LEADERSHIP DEVELOPMENT: THE ESSENCE OF
by Joel Comiskey
As I was chatting with Vern, one of the pastors I’m coaching, he asked,
“Joel, in a nutshell, what is the essence of the cell church? What is the key
message that I’m supposed to communicate with my people? How do I describe
cell church in a clear, succinct way?”
I fumbled around a bit, looking deep within for the answer. What surfaced
was a long-term, yet sometimes forgotten, conviction. I told him that I believed
the cell church was primarily a leadership
strategy. I told him that the essence or
the key principle of the cell church was the development, training, and deployment of leaders (or you might call
them facilitators or guides).
I believe, in fact, that cells are just the vehicle to allow a potential
leader to emerge, develop, and eventually lead. Cells are leader breeders, and
ultimately should focus on mobilizing the laity to do the work of the ministry.
It’s easy to get bogged down in the details: cell systems, definitions,
the statistics, coaching, etc. Yet, we must focus on the big picture: converting
pew sitters into harvest workers. The rallying cry of the cell church is found
in Matthew 9:35-38; 10:1:
went through all the towns and villages, teaching in their synagogues, preaching
the good news of the kingdom and healing every disease and sickness. When
he saw the crowds, he had compassion on them, because they were harassed and
helpless, like sheep without a shepherd. Then he said to his
disciples, “The harvest is plentiful but the workers are few. Ask
the Lord of the harvest, therefore, to send out workers into his harvest
field.” He called his twelve disciples to him and gave them authority to drive
out evil a spirits and to heal every disease and
The need was too great for Christ alone. He knew that only way to get the
job done was to raise up more laborers. He then practiced what he preached by
calling his twelve disciples to help him in the harvest.
Churches do not reap the harvest because they have small groups. They
reap the harvest because they have harvest workers. Churches that have no plan
to develop people have by default planned to lose the harvest.
“The growth of the cell movement is based on raising up leaders from
within. The highest priority of the cell leader is to identify prospective
interns and begin the mentoring process.”[i] With this quote, Gwynn Lewis pinpoints
the essence of the cell church. Cell leaders are not primarily called to form
and sustain cell groups; their primary job is to find, train, and release new
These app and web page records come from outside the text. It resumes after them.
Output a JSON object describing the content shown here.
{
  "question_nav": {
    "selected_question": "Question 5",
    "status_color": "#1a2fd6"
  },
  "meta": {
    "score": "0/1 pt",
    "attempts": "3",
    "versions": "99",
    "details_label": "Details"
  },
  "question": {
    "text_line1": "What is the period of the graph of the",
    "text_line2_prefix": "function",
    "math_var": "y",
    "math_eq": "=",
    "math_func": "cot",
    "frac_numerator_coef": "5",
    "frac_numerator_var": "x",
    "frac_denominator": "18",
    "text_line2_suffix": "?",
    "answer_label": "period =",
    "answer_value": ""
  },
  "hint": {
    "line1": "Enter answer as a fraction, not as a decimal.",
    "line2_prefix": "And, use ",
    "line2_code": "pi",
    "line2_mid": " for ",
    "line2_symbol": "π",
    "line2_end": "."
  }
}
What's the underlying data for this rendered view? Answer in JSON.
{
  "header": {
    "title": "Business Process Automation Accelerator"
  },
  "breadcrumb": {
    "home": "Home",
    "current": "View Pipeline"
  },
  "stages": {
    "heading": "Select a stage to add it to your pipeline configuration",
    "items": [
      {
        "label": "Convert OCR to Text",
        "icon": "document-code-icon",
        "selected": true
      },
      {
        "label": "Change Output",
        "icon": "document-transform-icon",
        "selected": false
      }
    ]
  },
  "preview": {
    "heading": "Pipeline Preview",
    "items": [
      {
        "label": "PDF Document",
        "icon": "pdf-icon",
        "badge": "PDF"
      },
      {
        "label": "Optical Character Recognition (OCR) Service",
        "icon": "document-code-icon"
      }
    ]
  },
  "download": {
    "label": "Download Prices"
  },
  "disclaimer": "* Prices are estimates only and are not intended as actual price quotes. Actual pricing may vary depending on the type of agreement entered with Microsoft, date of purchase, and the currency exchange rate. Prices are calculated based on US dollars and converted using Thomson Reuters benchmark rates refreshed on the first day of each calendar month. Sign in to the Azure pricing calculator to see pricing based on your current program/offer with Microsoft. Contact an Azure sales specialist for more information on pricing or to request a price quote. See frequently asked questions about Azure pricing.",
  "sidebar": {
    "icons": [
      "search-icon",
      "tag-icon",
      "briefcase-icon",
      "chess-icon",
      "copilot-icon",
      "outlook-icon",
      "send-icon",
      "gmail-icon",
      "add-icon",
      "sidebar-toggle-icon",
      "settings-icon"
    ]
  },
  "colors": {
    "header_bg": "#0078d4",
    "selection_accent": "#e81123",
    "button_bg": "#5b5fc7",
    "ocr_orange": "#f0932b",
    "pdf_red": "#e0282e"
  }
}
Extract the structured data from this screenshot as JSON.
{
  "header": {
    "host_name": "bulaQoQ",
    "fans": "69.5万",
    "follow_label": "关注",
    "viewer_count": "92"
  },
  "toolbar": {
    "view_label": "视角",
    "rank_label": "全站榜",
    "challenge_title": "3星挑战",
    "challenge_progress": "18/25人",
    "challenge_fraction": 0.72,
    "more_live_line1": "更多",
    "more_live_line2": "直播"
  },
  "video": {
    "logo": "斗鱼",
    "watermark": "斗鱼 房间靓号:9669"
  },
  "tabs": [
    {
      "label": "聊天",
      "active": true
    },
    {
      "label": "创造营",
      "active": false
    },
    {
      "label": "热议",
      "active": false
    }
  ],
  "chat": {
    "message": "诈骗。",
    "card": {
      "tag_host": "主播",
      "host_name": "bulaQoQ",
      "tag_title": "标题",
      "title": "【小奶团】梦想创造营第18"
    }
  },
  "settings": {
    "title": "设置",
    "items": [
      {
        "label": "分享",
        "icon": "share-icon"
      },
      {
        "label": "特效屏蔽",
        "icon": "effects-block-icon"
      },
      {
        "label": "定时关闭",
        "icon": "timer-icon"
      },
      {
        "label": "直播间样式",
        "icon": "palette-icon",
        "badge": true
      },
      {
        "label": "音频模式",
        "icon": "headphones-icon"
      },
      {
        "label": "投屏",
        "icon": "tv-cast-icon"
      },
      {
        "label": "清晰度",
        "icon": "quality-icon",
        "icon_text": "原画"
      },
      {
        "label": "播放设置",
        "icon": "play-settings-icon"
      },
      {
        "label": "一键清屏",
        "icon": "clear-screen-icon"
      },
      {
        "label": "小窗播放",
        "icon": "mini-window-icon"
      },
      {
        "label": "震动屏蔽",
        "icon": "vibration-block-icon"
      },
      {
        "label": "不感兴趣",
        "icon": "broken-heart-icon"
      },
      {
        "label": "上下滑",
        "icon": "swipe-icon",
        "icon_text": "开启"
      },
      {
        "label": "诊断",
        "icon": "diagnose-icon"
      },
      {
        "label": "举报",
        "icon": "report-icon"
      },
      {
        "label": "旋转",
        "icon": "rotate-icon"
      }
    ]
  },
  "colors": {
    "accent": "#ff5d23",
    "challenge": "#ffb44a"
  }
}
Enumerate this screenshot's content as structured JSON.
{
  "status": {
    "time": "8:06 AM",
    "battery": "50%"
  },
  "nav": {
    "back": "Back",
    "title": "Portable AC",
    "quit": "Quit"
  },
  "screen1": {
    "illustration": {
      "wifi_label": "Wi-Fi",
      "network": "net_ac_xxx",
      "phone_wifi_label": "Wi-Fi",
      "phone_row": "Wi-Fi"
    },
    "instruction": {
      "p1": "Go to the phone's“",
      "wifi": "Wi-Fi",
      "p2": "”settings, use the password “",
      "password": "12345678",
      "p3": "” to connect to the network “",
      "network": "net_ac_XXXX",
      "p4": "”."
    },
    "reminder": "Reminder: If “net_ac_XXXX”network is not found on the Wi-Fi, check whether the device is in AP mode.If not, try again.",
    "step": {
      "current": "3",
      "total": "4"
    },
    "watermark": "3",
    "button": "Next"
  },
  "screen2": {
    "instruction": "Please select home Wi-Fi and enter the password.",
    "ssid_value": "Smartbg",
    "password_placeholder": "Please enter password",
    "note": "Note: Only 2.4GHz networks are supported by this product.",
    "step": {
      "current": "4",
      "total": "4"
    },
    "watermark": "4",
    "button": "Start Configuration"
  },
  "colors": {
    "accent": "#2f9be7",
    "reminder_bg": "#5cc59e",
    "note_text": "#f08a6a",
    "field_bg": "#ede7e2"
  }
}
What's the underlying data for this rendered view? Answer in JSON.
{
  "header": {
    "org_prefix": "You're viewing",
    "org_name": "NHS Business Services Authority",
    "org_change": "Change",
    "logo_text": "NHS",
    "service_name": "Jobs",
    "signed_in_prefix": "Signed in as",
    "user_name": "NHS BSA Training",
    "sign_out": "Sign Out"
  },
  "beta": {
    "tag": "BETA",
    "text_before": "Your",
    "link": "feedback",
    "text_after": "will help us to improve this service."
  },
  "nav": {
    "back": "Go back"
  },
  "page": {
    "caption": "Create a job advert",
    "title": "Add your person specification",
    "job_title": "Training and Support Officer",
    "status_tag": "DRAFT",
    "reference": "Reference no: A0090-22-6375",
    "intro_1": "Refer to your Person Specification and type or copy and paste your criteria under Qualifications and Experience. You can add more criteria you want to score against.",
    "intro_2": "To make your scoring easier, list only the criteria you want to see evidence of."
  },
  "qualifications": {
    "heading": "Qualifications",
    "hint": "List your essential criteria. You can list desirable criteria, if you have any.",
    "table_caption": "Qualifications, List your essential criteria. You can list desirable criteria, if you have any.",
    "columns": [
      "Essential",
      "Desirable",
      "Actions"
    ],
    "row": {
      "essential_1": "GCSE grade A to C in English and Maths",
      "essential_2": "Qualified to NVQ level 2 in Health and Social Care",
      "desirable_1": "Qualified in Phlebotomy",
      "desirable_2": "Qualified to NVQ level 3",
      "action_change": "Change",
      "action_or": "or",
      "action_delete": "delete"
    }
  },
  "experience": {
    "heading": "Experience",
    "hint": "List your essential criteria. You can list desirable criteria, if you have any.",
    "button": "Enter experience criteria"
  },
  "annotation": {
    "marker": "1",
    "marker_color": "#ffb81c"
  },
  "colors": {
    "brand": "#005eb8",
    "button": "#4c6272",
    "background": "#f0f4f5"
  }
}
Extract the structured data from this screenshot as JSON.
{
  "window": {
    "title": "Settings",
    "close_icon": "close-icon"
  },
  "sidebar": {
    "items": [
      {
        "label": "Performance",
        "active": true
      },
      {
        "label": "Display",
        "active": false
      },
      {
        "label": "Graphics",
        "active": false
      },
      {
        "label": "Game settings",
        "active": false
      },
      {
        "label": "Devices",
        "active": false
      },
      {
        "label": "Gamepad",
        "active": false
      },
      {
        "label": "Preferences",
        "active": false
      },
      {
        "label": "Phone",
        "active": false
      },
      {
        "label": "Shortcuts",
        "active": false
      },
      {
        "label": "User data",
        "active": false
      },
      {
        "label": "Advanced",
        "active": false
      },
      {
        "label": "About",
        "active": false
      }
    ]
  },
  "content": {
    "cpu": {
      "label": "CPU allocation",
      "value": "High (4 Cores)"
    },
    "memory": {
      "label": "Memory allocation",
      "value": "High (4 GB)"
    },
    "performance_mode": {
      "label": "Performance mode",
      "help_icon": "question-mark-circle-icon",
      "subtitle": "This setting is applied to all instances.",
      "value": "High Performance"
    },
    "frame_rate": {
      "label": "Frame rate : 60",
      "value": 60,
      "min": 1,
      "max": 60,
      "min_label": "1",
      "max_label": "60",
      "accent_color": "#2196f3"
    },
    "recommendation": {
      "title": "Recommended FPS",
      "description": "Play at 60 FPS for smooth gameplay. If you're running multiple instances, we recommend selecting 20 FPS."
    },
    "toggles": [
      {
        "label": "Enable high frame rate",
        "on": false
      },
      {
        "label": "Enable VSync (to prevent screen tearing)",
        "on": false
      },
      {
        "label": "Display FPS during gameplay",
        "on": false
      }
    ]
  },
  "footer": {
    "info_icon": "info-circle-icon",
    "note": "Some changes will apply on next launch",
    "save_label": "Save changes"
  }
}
The best forum for leadership emergence and development is the cell, where everyone is able to exercise spiritual gifts and influence others. Such development simply doesn’t happen in a large celebration context. Nor does it effectively take place in choir groups, usher groups, Sunday School classes, or board meetings. Potential cell leaders are best developed in groups that emphasize evangelism, discipleship, and multiplication. Thus a cell should be:
"A group of 4-15 people that meets weekly outside the
church building for the purpose of evangelism and discipleship with the goal of
I cling so tenaciously to a
clear definition of a cell because leadership development takes place when
the developing leader learns how to evangelize, disciple, raise up a new
leader, penetrate the society and participate in regular group meetings. I
emphasize the need for cells to meet weekly, outside the church building,
evangelize, disciple, and multiply. Just remember that beyond the “correct
definition” is the purpose: develop leaders who reap the harvest!!
I have discovered one flaw to the theme that leadership multiplication is
the key essence of the cell church.
To avoid this, we must encourage our leaders to get their core people
from the Sunday celebration (perhaps 7 people) but to then mobilize that core to
continually exercise their “outreach muscles.”
Cell church is all about how to do raise up leaders for the harvest. If
you measure your success by this standard, you’ll develop disciples into
harvest workers who will reach a lost and dying world for Jesus Christ.
For a more detailed understanding of this subject, please see my book Leadership
Explosion (Touch Publications, 2000).